“SKILLED” Speed & Agility Training

Athletes at the youth level all the way through the professional ranks are always looking for ways to get faster, quicker, and more agile. There are numerous ways to go about achieving these needed qualities to improve athletic performance. Sprint, cone, and reaction drills are being done in a variety of ways to get the bodies of these athletes to get a step faster, or react a bit quicker. While I like most of the drills I see coaches have their athletes do in this regard, the one thing that I believe lacks in these training sessions is coaching the detailed skills and coordination that comes with these movements.

Any speed and agility movement that athletes perform should be broken down as a coordinated skill that needs to be broken down by the coach in detail and taught as such. One thing I see constantly are sport skills being taught with great detail, but when it comes to general athletic movements like sprinting, shuffling, backpedaling, changing direction, etc… the detailed approach to teaching them goes out the window. In reality, these movements are skills just as any sport skill like throwing a ball,  swinging a bat, or shooting a basket are.

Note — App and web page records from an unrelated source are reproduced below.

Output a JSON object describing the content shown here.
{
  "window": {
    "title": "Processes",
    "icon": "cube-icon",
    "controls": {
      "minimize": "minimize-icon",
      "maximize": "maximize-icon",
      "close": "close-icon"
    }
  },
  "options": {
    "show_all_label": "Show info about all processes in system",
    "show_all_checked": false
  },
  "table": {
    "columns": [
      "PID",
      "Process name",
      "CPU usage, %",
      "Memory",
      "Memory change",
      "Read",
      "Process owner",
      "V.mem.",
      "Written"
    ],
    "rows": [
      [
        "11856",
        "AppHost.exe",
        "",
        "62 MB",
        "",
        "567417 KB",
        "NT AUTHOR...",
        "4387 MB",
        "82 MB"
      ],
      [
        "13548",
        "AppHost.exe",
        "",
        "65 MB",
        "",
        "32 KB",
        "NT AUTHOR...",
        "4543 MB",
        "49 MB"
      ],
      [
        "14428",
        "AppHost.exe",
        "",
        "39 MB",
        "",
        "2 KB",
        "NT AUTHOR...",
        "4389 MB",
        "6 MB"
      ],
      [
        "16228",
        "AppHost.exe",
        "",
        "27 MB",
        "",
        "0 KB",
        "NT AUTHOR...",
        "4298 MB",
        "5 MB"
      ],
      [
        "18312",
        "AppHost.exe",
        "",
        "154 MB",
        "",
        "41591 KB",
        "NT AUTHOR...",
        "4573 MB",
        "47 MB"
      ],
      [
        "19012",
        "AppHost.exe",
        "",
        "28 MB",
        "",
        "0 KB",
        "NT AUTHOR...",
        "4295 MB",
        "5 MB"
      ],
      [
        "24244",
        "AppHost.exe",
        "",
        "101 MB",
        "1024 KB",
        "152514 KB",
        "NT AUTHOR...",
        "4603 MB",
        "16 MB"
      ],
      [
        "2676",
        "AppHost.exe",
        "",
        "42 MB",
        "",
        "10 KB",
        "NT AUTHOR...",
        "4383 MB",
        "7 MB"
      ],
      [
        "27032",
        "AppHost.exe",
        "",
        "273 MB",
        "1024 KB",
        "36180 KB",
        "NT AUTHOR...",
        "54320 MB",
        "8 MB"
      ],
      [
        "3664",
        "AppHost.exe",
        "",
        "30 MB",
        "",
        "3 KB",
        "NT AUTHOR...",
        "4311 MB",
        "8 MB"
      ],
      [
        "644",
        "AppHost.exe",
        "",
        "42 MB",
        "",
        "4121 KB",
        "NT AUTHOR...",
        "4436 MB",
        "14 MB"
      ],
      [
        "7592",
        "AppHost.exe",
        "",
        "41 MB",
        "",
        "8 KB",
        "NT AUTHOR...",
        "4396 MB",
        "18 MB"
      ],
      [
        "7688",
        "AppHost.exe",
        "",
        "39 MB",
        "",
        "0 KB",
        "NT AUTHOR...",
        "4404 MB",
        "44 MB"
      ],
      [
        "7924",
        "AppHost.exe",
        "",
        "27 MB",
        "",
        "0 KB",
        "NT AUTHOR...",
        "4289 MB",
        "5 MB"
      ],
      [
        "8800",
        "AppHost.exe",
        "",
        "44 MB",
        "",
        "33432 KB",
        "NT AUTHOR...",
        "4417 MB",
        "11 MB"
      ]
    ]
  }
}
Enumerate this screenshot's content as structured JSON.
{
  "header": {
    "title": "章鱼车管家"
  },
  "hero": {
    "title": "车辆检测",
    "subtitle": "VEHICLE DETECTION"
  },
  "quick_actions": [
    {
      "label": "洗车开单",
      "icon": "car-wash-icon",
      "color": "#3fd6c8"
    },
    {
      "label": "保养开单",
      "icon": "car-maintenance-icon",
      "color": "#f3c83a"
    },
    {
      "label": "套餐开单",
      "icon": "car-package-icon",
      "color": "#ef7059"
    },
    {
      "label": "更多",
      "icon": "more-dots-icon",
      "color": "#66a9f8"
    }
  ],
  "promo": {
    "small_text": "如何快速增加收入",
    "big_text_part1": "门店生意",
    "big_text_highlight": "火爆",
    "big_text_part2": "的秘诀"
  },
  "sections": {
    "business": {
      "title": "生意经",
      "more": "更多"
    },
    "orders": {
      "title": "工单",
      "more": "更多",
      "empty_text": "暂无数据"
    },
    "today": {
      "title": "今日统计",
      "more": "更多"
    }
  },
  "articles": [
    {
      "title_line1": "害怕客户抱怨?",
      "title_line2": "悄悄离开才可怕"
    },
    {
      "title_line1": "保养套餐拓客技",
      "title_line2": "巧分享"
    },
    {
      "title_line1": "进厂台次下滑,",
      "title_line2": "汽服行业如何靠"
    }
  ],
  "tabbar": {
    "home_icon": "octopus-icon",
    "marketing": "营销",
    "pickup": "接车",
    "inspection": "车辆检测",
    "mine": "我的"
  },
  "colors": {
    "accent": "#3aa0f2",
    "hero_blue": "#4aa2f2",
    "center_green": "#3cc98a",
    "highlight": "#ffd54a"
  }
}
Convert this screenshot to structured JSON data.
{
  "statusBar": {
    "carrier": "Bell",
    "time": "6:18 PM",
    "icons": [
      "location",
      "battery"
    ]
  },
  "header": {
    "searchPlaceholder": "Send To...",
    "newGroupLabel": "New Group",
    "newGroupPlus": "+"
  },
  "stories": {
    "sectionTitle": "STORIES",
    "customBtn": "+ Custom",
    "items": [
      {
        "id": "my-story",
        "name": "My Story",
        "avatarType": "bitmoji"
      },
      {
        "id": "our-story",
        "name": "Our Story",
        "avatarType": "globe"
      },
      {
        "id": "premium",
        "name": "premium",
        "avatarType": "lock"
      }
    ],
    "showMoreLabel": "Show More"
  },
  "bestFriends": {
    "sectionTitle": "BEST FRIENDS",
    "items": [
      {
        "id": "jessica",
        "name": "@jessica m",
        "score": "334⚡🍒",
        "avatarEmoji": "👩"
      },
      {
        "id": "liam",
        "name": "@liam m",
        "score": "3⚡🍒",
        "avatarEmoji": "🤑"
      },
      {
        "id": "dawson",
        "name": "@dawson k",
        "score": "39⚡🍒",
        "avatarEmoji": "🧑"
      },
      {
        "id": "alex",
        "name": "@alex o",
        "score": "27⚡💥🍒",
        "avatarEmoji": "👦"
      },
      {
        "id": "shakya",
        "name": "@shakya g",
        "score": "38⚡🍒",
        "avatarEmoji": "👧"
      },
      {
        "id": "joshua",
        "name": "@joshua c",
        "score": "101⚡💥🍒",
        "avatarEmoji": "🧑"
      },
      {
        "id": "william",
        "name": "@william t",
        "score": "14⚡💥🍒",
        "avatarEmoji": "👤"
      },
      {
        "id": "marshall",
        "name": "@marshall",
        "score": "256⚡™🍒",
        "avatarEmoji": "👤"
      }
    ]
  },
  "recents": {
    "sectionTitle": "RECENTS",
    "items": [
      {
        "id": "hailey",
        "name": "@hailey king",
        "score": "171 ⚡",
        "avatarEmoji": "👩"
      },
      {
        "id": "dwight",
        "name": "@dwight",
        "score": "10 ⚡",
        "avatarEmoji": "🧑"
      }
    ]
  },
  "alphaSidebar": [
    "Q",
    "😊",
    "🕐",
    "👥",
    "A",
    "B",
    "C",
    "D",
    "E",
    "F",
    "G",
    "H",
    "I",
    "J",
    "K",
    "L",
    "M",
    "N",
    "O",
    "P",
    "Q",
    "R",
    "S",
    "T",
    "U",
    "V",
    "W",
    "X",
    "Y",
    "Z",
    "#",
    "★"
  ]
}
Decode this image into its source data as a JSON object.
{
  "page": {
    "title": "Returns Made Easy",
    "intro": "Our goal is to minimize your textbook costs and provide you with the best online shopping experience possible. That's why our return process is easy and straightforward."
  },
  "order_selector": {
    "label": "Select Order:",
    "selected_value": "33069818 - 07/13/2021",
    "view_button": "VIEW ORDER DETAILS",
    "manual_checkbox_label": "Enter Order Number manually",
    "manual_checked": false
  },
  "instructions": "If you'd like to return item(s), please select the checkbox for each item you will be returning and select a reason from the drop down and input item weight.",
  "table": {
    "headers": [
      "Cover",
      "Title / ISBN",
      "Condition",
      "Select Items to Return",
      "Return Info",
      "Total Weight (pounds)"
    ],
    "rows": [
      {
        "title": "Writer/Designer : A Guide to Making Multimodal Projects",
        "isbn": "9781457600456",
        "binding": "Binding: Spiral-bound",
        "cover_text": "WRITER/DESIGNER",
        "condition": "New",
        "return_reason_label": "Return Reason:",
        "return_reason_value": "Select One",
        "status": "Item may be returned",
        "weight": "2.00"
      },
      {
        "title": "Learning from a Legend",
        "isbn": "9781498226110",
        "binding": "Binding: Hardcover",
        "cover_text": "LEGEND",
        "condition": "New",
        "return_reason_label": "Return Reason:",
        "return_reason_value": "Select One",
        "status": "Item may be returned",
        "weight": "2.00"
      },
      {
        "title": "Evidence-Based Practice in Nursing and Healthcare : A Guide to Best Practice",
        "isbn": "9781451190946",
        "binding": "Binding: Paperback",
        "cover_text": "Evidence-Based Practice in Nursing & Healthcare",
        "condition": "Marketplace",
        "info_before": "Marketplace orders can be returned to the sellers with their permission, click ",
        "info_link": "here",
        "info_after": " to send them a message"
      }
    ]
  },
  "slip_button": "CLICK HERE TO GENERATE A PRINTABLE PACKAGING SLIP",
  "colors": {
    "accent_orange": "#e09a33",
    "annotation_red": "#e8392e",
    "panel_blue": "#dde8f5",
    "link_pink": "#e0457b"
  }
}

As an example of this, let’s take a speed session where we will have our athletes perform a series of sprints to get faster. Let’s say that we decide to have the athletes run six 30-yard sprints. What I see a lot in this scenario are coaches who line their athletes up, encourage them to run hard, blow a whistle to get them started, and try to hurry through them to get them done as fast as possible. There are many errors with this approach and while it does some good for the fitness of the athletes, it does very little to improve speed and teach these athletes proper speed technique.

Sprinting cues before each sprint is ran should be emphasized to focus the athletes mind on certain techniques that they should be concentrating on. It could be a lower body cue such as “punch the knee” or “push down and back through the ground”. It could also be an upper body cue such as “elbows down and back” or “chest tall when in top end phase”. Now the athletes have a focus on the actual skills of developing speed and can run these sprints with a detailed plan of working on them to get faster. Also, there is a rule in speed training which states that if speed acquisition is the desired goal for the day, then for every 10 yards sprinted, one minute of rest is needed. Hurrying athletes to finish these sprints to teach toughness or live by the “no pain, no gain” theory is counter productive to get athletes faster.

Taking a coordinated skills approach to teaching speed and agility is a solid way of improving athletes. When the variables of total volume of workout and rest in between repetitions are also thought out correctly, athletes are now in a situation where they can improve greatly and enjoy the process of becoming the best athlete they can be.

Leave a Reply

Your email address will not be published. Required fields are marked *